It is not as though I was never impatient at having only one life at my disposal. A great deal of my reading has been done for the pleasure of feeling my way into other lives, and quite a number of my love affairs were undertaken for the same reason (I remember once comparing a sexual relationship with going out in a glass-bottomed boat). But to turn such idle fancies into action demands courage and energy, and those I lacked. Even if I had been able to summon up such qualities, I am sure I would never have moved over into anything as useful as midwifery, but think of the places to which I might have travelled, the languages I might have learnt! Greek, for example: I have quite often thought of how much I would like to speak modern Greek so that I could spend time earning a living there and getting to know the country in a serious way, but I never so much as took an evening class in it. And when I went to Oxford, I indolently chose to read English literature, which I know I was going to read anyway, for pleasure, instead of widening my range by embarking on a scientific subject, such as biology. And never at any time did I seriously try to use my hands (except at embroidery, which I am good at). Think how useful and probably enjoyable it would be to build a bookcase. I really am sorry about that.

So there are two major regrets, after all: that nub of coldness at the centre, and laziness (I think laziness played a greater part than cowardice in my lack of initiative, though some cowardice there was). They are real, but I can’t claim they torment me, or even that I shall often think about them. And at those two I shall stop…. I am not sure that digging out past guilts is a useful occupation for the very old, given that one can do so little about them. I have reached a stage at which one hopes to be forgiven for concentrating on how to get through the present.




[From “Stand Up for Your Cats,” by Julia Baird, New York Times, March 29, 2015]

Cat men and women, we have the numbers. There are now roughly 95.6 million cats in America [compared to 83.3 million dogs].


Part of the appeal of cats is that they are independent and discerning. They have few needs. They come to you when they want; you can’t force them, or cajole them. They can be fiercely affectionate. They are gloriously indifferent. Cats don’t pretend to like you, and don’t care if you like them.


[From Honorable Cat, by Paul Gallico (Crown Publishers), pages 8-9]

Everything a cat is and does physically is … beautiful, lovely, stimulating, soothing, attractive and an enchantment.

It begins … with the compactness of construction, composition, size, proportion and general overall form. The domesticated cat is the tidiest of all animals. There is an almost divine neatness and economy about the animal.
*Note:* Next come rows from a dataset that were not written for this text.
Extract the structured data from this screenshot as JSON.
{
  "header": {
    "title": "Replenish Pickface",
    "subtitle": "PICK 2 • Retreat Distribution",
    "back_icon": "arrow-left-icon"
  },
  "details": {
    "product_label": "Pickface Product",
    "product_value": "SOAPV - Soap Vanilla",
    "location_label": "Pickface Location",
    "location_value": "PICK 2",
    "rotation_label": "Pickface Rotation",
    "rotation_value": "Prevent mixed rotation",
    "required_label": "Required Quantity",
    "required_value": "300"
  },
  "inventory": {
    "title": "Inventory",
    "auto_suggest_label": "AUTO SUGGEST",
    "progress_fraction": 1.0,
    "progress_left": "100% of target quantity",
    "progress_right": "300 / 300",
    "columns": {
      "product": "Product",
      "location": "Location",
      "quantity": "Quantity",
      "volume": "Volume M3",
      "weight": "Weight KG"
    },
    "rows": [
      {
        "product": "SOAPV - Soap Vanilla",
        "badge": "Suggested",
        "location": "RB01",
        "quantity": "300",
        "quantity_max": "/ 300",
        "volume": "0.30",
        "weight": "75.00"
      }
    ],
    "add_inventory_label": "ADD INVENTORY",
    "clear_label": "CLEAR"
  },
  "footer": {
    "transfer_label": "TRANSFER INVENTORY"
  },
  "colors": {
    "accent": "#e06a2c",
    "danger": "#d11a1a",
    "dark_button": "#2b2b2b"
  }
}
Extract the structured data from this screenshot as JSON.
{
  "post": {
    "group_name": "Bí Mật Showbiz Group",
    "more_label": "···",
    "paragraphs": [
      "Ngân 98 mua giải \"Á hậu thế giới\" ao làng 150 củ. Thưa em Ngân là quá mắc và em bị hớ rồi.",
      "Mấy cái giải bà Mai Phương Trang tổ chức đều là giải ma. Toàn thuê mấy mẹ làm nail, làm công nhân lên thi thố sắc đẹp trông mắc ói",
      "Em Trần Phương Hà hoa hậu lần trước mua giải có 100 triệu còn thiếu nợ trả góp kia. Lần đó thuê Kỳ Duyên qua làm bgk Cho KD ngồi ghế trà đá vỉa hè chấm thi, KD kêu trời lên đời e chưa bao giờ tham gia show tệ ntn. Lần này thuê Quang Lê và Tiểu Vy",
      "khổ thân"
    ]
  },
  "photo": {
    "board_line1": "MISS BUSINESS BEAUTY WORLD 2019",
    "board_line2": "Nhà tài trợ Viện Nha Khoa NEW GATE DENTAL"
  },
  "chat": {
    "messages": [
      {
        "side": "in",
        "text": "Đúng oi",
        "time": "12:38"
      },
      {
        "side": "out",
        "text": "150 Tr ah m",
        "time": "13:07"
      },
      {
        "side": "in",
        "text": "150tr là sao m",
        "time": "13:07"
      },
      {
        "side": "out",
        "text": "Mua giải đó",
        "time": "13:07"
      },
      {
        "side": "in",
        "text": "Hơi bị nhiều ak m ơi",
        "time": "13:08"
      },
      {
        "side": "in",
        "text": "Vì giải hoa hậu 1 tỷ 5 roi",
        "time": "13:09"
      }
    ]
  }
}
Completely packaged in fur with not a bald spot showing, rarely two specimens wholly alike, it often comes decorated with designs that Picasso might envy and always functionally streamlined for every activity; just another case of the practical made glamorous.